## What the task requires
Each and every line of the data must appear exactly as given.

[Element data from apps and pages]
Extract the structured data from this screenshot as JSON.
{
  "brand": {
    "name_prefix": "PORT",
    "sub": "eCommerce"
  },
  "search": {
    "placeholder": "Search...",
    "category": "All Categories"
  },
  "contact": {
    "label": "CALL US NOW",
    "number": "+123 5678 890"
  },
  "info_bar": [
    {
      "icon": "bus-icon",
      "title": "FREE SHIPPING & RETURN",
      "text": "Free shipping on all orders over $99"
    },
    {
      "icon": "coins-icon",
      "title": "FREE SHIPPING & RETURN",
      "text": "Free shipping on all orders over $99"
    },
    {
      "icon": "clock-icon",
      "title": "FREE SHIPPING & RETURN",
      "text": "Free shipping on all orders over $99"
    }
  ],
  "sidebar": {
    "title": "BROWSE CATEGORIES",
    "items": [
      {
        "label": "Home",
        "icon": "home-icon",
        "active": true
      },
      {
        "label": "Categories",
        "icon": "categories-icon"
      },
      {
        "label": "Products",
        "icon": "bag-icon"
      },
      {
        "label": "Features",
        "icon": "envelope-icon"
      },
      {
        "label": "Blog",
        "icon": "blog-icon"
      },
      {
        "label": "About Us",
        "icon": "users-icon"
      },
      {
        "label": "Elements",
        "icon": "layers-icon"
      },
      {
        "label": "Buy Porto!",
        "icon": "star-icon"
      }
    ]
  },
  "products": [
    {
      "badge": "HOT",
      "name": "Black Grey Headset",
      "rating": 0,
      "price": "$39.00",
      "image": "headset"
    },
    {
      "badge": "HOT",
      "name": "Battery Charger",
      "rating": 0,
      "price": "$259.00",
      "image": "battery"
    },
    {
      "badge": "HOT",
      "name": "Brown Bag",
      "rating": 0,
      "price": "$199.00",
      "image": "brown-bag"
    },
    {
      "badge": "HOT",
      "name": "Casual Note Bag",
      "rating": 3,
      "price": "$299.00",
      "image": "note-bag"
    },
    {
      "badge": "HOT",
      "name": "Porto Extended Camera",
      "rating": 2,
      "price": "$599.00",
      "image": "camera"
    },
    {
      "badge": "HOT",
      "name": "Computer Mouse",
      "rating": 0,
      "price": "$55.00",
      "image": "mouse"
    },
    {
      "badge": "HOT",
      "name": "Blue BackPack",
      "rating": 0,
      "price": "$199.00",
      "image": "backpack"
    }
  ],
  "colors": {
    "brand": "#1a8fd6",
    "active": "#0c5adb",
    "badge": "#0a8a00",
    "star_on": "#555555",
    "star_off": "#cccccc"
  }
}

## Answer box
Extract the structured data from this screenshot as JSON.
{
  "brand": {
    "name_prefix": "PORT",
    "sub": "eCommerce"
  },
  "search": {
    "placeholder": "Search...",
    "category": "All Categories"
  },
  "contact": {
    "label": "CALL US NOW",
    "number": "+123 5678 890"
  },
  "info_bar": [
    {
      "icon": "bus-icon",
      "title": "FREE SHIPPING & RETURN",
      "text": "Free shipping on all orders over $99"
    },
    {
      "icon": "coins-icon",
      "title": "FREE SHIPPING & RETURN",
      "text": "Free shipping on all orders over $99"
    },
    {
      "icon": "clock-icon",
      "title": "FREE SHIPPING & RETURN",
      "text": "Free shipping on all orders over $99"
    }
  ],
  "sidebar": {
    "title": "BROWSE CATEGORIES",
    "items": [
      {
        "label": "Home",
        "icon": "home-icon",
        "active": true
      },
      {
        "label": "Categories",
        "icon": "categories-icon"
      },
      {
        "label": "Products",
        "icon": "bag-icon"
      },
      {
        "label": "Features",
        "icon": "envelope-icon"
      },
      {
        "label": "Blog",
        "icon": "blog-icon"
      },
      {
        "label": "About Us",
        "icon": "users-icon"
      },
      {
        "label": "Elements",
        "icon": "layers-icon"
      },
      {
        "label": "Buy Porto!",
        "icon": "star-icon"
      }
    ]
  },
  "products": [
    {
      "badge": "HOT",
      "name": "Black Grey Headset",
      "rating": 0,
      "price": "$39.00",
      "image": "headset"
    },
    {
      "badge": "HOT",
      "name": "Battery Charger",
      "rating": 0,
      "price": "$259.00",
      "image": "battery"
    },
    {
      "badge": "HOT",
      "name": "Brown Bag",
      "rating": 0,
      "price": "$199.00",
      "image": "brown-bag"
    },
    {
      "badge": "HOT",
      "name": "Casual Note Bag",
      "rating": 3,
      "price": "$299.00",
      "image": "note-bag"
    },
    {
      "badge": "HOT",
      "name": "Porto Extended Camera",
      "rating": 2,
      "price": "$599.00",
      "image": "camera"
    },
    {
      "badge": "HOT",
      "name": "Computer Mouse",
      "rating": 0,
      "price": "$55.00",
      "image": "mouse"
    },
    {
      "badge": "HOT",
      "name": "Blue BackPack",
      "rating": 0,
      "price": "$199.00",
      "image": "backpack"
    }
  ],
  "colors": {
    "brand": "#1a8fd6",
    "active": "#0c5adb",
    "badge": "#0a8a00",
    "star_on": "#555555",
    "star_off": "#cccccc"
  }
}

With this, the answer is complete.